The Iron Age promontory fort at Burpham is an example of an inland fort where the natural defensive qualities of the land were utilised and the site was reoccupied as a burh in the Anglo-Saxon period. Promontory forts are a type of hillfort in which conspicuous naturally defended sites are adapted as enclosures by the construction of one or more earth or stone ramparts placed across the neck of a spur in order to divide it from the surrounding land. Coastal situations and inland topographic settings defined by natural cliffs are used. The ramparts and accompanying ditches formed the main artificial defence, but timber palisades may have been erected along the cliff edges. Access to the interior was generally provided by an entrance through the ramparts. The interior of the fort was used intensively for settlement and related activities, and evidence for timber- and stone-walled round houses can be expected, together with the remains of buildings used for storage and enclosures for animals. Promontory forts are generally Iron Age in date, most having been constructed and used between the sixth century BC and the mid-first century AD.

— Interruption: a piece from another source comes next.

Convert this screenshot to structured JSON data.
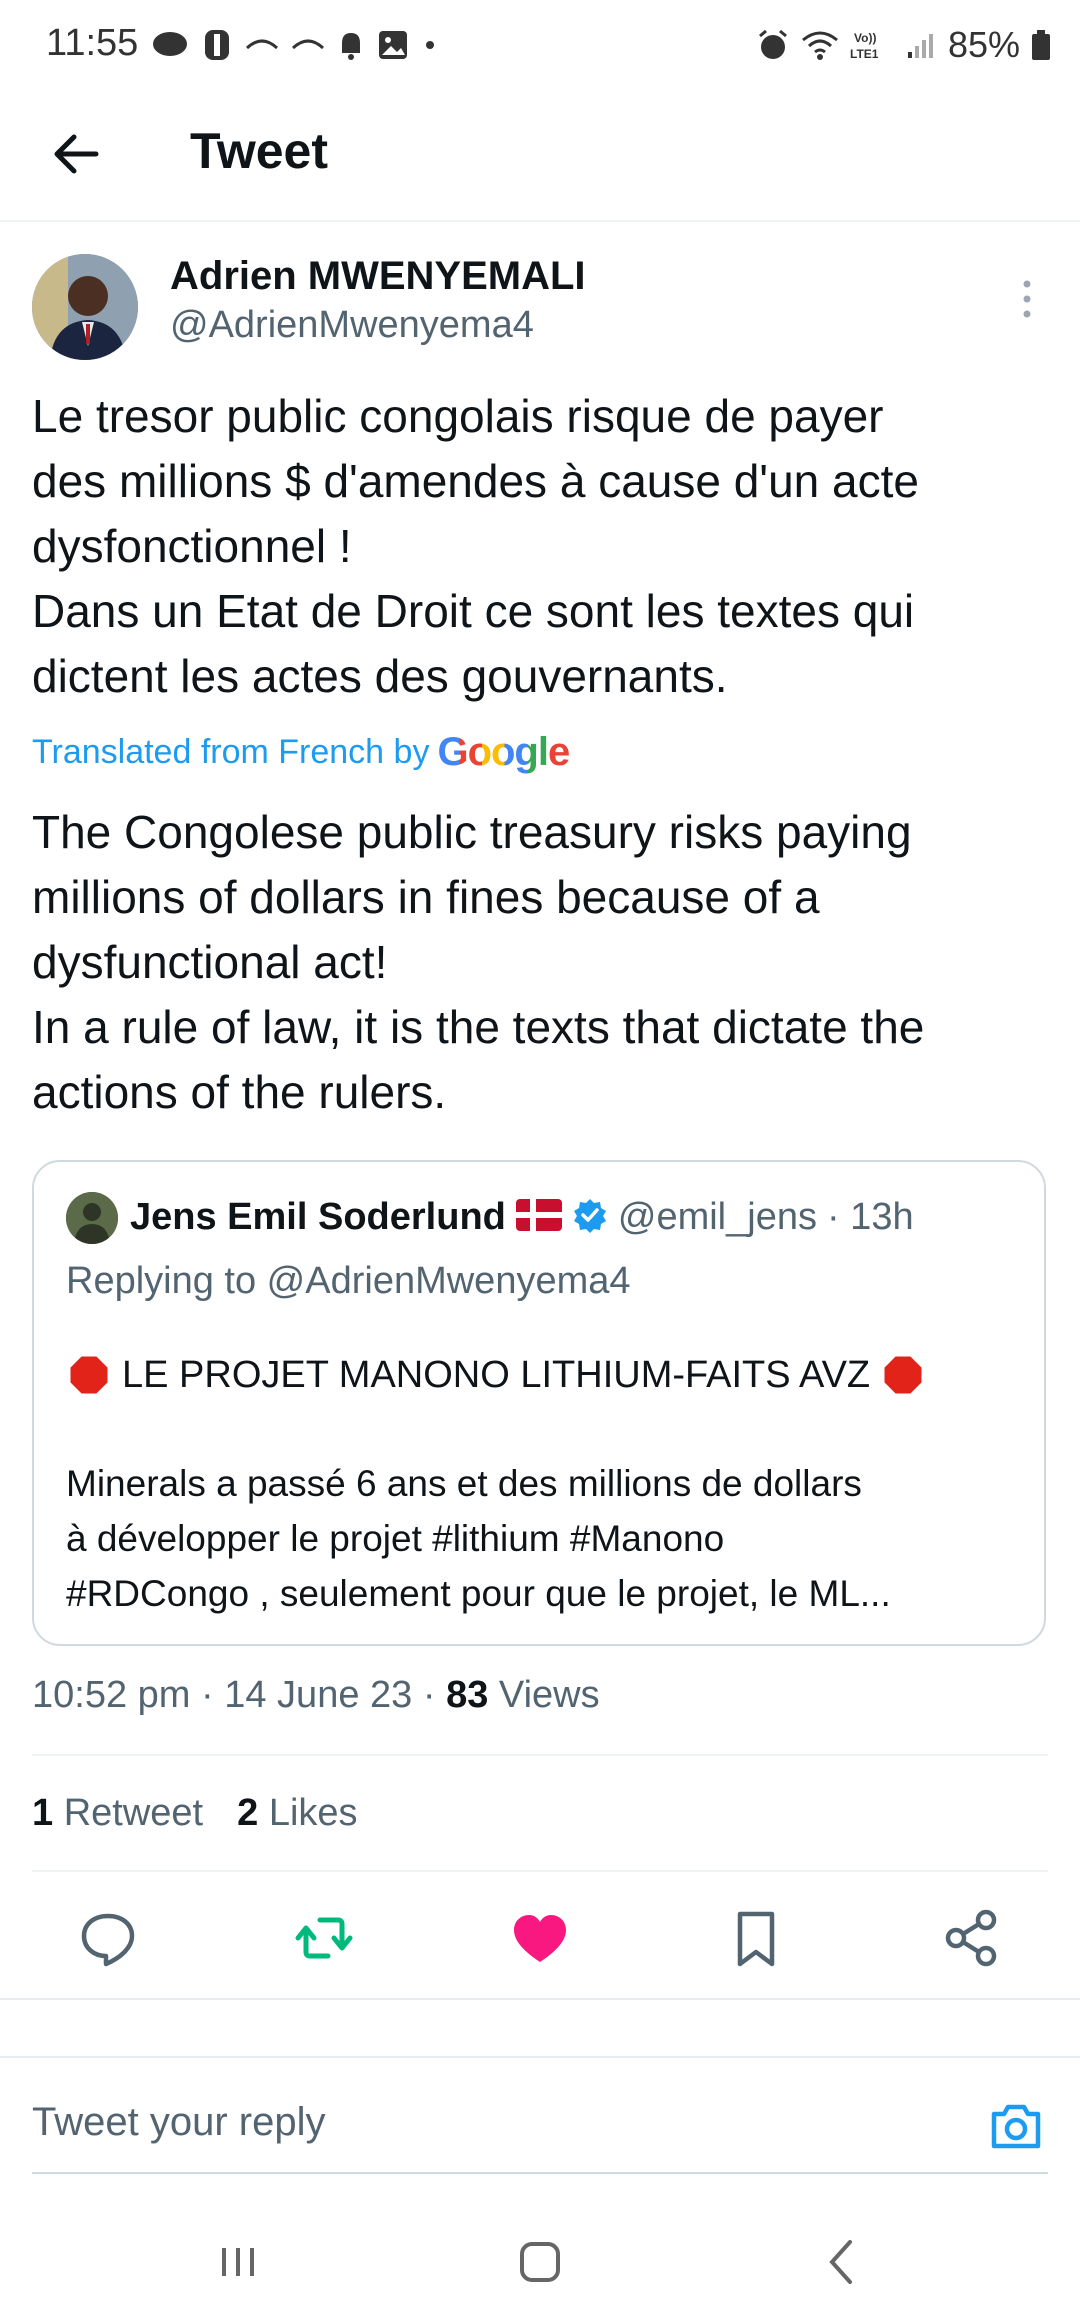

Anglo-Saxon centres, usually known as burhs, are defended urban areas that are characterised by a planned, ordered layout, sometimes including a regular grid of streets. They date mainly from the late ninth century AD, as King Alfred's response to the threat of Danish invasion. They include large towns covering around 58ha, and smaller forts ranging in size from 1ha-9.5ha. Most original buildings, including churches, dwellings and outbuildings, were simple timber structures, traces of which may survive in the form of fragile below ground features such as post holes, sill-beam slots and pits. Burhs are one of the earliest groups of planned medieval towns in western Europe.
Despite partial disturbance by agricultural activity and some modern development, the Iron Age promontory fort and Anglo-Saxon burh at Burpham survive well. It is known by partial excavation to contain archaeological and environmental information relating to the fort, its re-use as a burh in the Saxon period, and the landscape in which it was constructed. There has been limited modern development and disturbance on the site and it holds a high degree of archaeological potential for further investigation. The entry of Burpham in the Burghal Hideage confirms its importance in the Anglo-Saxon period and its place in the early history of England.

Source: Historic England


West Sussex HER 1974 - MWS3790. NMR TQ00NW11, TQ00NW128, TQ00NW32. PastScape 392654, 623234, 392693.

Source: Historic England

Other nearby scheduled monuments is an independent online resource and is not associated with any government department. All government data published here is used under licence. Please do not contact for any queries related to any individual ancient or schedued monument, planning permission related to scheduled monuments or the scheduling process itself. is a Good Stuff website.